DIRECTIONS FOR THIS TASK ▸ A single figure is the whole answer: the number of lines in the records that contain "source".

INPUT DATA ▸
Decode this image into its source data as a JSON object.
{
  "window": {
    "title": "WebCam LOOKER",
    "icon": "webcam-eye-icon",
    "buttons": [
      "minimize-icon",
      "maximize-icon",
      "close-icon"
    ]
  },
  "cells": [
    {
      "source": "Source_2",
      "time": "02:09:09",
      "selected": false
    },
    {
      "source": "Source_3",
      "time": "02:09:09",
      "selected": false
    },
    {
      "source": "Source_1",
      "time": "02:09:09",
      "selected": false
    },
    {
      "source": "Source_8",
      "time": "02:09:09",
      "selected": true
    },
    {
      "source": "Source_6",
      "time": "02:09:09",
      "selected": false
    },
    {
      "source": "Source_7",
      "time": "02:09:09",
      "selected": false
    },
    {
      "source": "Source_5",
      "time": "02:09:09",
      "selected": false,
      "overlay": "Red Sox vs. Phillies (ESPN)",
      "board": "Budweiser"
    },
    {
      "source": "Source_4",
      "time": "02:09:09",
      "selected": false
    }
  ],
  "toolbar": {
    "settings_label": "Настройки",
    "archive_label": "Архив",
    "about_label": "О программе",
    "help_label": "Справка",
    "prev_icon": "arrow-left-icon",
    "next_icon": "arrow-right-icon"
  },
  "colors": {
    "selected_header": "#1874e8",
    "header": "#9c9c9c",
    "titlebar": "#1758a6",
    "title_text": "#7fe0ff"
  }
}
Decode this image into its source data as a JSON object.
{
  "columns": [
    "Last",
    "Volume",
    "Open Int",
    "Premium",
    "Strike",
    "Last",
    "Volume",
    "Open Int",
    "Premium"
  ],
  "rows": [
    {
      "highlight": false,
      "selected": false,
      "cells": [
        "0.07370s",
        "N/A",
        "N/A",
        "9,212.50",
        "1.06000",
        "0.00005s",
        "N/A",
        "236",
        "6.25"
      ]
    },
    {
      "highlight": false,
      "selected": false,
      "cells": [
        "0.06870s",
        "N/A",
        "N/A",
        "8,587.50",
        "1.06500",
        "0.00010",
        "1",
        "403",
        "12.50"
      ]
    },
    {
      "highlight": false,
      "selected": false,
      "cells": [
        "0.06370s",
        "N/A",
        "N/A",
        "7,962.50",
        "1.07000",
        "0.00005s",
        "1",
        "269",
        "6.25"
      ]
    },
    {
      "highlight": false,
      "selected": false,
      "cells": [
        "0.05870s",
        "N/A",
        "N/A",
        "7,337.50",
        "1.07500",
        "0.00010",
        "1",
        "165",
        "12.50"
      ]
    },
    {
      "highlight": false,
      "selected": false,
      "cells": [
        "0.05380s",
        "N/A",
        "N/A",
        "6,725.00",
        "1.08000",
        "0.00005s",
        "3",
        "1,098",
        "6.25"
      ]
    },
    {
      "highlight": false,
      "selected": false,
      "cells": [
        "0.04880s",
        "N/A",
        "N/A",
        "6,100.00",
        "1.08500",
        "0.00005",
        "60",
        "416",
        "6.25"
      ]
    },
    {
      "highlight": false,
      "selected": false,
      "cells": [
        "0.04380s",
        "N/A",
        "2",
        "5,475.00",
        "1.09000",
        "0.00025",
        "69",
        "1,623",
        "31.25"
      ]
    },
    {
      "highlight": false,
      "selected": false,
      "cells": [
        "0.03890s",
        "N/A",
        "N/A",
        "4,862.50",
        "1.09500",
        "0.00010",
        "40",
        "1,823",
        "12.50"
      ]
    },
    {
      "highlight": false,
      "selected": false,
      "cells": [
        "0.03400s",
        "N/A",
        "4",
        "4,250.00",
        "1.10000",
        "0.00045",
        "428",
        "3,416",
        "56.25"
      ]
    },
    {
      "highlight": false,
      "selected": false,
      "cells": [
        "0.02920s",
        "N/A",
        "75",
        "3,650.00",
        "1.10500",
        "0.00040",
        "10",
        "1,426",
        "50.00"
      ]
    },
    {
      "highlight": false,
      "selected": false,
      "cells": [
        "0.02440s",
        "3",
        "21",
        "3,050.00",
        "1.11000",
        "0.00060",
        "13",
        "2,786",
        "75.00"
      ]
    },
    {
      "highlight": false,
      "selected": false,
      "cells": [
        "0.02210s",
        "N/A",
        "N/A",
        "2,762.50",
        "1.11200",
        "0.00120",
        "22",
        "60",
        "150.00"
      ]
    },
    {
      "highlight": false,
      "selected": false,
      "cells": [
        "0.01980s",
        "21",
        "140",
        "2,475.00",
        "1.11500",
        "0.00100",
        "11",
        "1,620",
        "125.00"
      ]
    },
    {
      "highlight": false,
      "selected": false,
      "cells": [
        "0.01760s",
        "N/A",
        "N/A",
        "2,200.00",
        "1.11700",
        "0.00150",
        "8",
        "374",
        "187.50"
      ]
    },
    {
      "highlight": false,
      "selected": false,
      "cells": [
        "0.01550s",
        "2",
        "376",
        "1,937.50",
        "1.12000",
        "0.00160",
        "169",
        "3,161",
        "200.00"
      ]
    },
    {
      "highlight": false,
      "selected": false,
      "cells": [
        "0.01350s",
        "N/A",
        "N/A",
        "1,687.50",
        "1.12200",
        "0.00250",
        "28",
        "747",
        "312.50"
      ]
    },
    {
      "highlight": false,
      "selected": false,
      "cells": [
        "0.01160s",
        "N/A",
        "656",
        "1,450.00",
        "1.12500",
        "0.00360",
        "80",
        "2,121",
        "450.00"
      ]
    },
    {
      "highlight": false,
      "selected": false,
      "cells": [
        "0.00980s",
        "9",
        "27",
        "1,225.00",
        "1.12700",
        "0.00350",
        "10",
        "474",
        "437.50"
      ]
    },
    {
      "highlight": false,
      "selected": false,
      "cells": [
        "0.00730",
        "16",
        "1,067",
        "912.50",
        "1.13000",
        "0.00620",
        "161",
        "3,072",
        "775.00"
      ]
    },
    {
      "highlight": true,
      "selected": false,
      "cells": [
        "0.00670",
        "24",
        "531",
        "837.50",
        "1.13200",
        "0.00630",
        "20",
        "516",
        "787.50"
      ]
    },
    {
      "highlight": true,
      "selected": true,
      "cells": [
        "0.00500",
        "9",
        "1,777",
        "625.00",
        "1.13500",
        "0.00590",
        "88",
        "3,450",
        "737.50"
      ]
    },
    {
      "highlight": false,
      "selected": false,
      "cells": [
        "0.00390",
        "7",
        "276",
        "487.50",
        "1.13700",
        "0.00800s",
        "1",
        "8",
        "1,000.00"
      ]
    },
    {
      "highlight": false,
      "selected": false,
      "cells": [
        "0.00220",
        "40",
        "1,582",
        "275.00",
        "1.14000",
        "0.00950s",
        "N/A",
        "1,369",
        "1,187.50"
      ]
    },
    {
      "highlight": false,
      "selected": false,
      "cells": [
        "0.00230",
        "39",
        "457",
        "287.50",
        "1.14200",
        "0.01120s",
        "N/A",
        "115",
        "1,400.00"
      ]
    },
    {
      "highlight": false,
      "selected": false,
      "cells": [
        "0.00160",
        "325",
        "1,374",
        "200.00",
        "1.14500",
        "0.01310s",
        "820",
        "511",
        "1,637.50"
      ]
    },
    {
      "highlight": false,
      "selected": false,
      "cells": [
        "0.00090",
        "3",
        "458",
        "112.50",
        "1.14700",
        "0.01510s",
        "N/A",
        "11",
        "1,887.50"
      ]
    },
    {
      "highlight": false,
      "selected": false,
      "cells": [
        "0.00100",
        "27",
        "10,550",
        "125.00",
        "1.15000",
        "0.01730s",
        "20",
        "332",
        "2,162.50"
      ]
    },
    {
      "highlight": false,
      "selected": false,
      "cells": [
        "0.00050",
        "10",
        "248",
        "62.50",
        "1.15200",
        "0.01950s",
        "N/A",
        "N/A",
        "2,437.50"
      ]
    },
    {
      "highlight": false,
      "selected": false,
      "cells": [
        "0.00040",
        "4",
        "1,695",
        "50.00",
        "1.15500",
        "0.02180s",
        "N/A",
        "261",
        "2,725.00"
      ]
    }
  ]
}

REPLY TO THE EXERCISE ▸ 10